Today, Congress passed the American Rescue Plan Act of 2021. The bill is now headed to President Biden’s desk for signature. The bill largely aligns with the framework put forth by President Biden, as it includes extensions of enhanced unemployment relief, increased funding for COVID-19 testing and vaccination programs, aid to state and local governments, and assistance to schools to help get students back in classrooms.
The bill also includes a number of tax provisions, including a third round of direct stimulus payments, enhancements of many personal credits meant to benefit people with lower incomes and children, extensions of payroll tax credits to employers first instituted at the beginning of the pandemic, and changes related to retirement plan funding.
A summary of these relief provisions is found below:
- The bill provides a $1,400 stimulus payment for each taxpayer and qualifying dependent. The payments are credits against 2021 taxes and subject to income limitations. Payment phases out for single filers with adjusted gross income over $75,000 ($150,000 for joint filers), based on the 2019 or 2020 income tax return. The stimulus amount phases down to $0 for single filers with $80,000 of adjusted gross income ($160,000 for joint filers).
- The bill includes a significant overhaul of the child tax credit, but only for the 2021 tax year. Under the current law, the amount of child tax credit is equal to $2,000 per child, with $1,400 of that amount being refundable (meaning that the taxpayer receives the credit even if there is an insufficient amount of taxes to be credited against). The bill increases the amount to $3,000 per child (or $3,600 for a child under the age of six) and makes the credit fully refundable. The bill also increases the maximum age of qualifying children to include 17-year-old children. The enhanced credit is subject to phase out for single taxpayers with modified adjusted gross incomes in excess of $75,000 ($150,000 for joint filers). The IRS has been directed to issue advance payments of half the credit to qualifying taxpayers starting on July 1, 2021.

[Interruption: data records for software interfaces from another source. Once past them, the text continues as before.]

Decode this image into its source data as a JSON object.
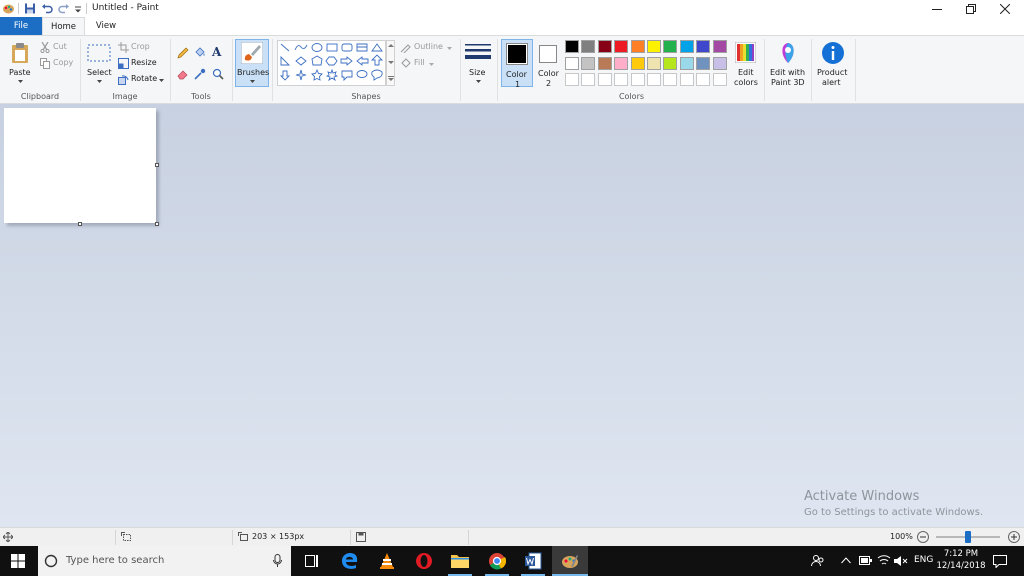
{
  "window": {
    "title": "Untitled - Paint"
  },
  "tabs": [
    {
      "label": "File"
    },
    {
      "label": "Home"
    },
    {
      "label": "View"
    }
  ],
  "clipboard": {
    "paste": "Paste",
    "cut": "Cut",
    "copy": "Copy",
    "group": "Clipboard"
  },
  "image": {
    "select": "Select",
    "crop": "Crop",
    "resize": "Resize",
    "rotate": "Rotate",
    "group": "Image"
  },
  "tools": {
    "group": "Tools",
    "text_glyph": "A"
  },
  "brushes": {
    "label": "Brushes"
  },
  "shapes": {
    "group": "Shapes",
    "outline": "Outline",
    "fill": "Fill"
  },
  "size": {
    "label": "Size"
  },
  "colors": {
    "color1": "Color",
    "color1_num": "1",
    "color2": "Color",
    "color2_num": "2",
    "edit_line1": "Edit",
    "edit_line2": "colors",
    "group": "Colors",
    "primary": "#000000",
    "secondary": "#ffffff",
    "row1": [
      "#000000",
      "#7f7f7f",
      "#880015",
      "#ed1c24",
      "#ff7f27",
      "#fff200",
      "#22b14c",
      "#00a2e8",
      "#3f48cc",
      "#a349a4"
    ],
    "row2": [
      "#ffffff",
      "#c3c3c3",
      "#b97a57",
      "#ffaec9",
      "#ffc90e",
      "#efe4b0",
      "#b5e61d",
      "#99d9ea",
      "#7092be",
      "#c8bfe7"
    ],
    "row3": [
      "#ffffff",
      "#ffffff",
      "#ffffff",
      "#ffffff",
      "#ffffff",
      "#ffffff",
      "#ffffff",
      "#ffffff",
      "#ffffff",
      "#ffffff"
    ]
  },
  "paint3d": {
    "line1": "Edit with",
    "line2": "Paint 3D"
  },
  "product_alert": {
    "line1": "Product",
    "line2": "alert"
  },
  "watermark": {
    "line1": "Activate Windows",
    "line2": "Go to Settings to activate Windows."
  },
  "status": {
    "canvas_size": "203 × 153px",
    "zoom": "100%",
    "zoom_level": 0.5
  },
  "taskbar": {
    "search_placeholder": "Type here to search",
    "language": "ENG",
    "time": "7:12 PM",
    "date": "12/14/2018"
  }
}
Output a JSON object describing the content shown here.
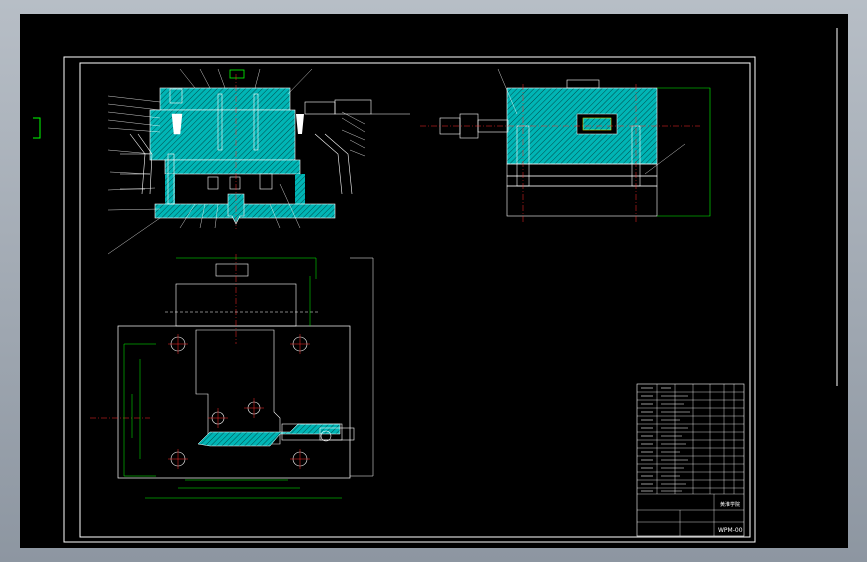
{
  "title_block": {
    "drawing_number": "WPM-00",
    "school_text": "黄淮学院"
  },
  "colors": {
    "background": "#000000",
    "border": "#ffffff",
    "hatch": "#00b5b5",
    "dimension": "#00ff00",
    "center_line": "#ff2a2a",
    "part": "#ffffff",
    "accent": "#ffff00"
  }
}
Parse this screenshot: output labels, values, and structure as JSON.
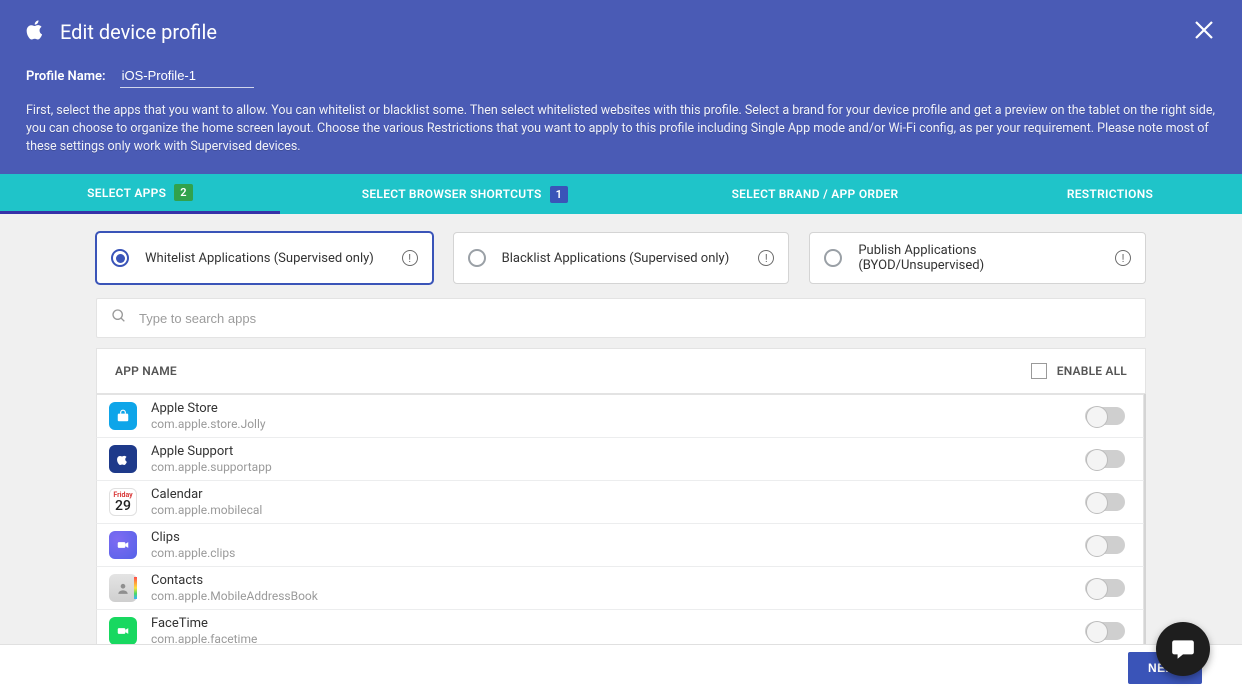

- The bill includes several enhancements to the earned income tax credit (EITC) for the 2021 tax year.
- The amount of the child and dependent care credit is significantly enhanced under the bill for 2021 only. The bill increases the credit to 50% of qualified dependent care expenses up to $8,000 for single filers ($16,000 for joint filers), subject to phaseout limitations.
- The bill includes an extension of the enhanced $300 weekly unemployment relief. The relief was set to expire in March. The bill extends the relief through early September.
- The bill makes the first $10,200 of unemployment relief received in 2020 exempt from tax for households with up to $150,000 of income. At this point, it is unclear how the IRS will handle this change in taxation for taxpayers who have already filed their 2020 tax returns. We will keep you apprised of any issued guidance.
- The bill includes an expanded exclusion of forgiven student loan amounts applicable to loans discharged after 2020 and before 2026.
- The bill extends the applicable period for employers to claim payroll tax credits for providing paid sick and family leave. The bill extends the applicable period to September 30, 2021 and increases the limit on applicable wages for which the credit can be claimed to $12,000 from $10,000. The leave for which a credit can be claimed is also expanded by the bill to include time off to receive a COVID-19 vaccine, or to recover from a vaccine-related illness or injury.
- A popular provision of the original COVID-19 relief legislation is the payroll credit for employee retention. The credit has been extended through the end of 2021.
The bill contains other miscellaneous provisions related to employer retirement funding, changes to the calculation of taxable health insurance subsidies, and the tax treatment of certain COVID relief initiatives. If you have any questions, please reach out to your Cooper Norman representative.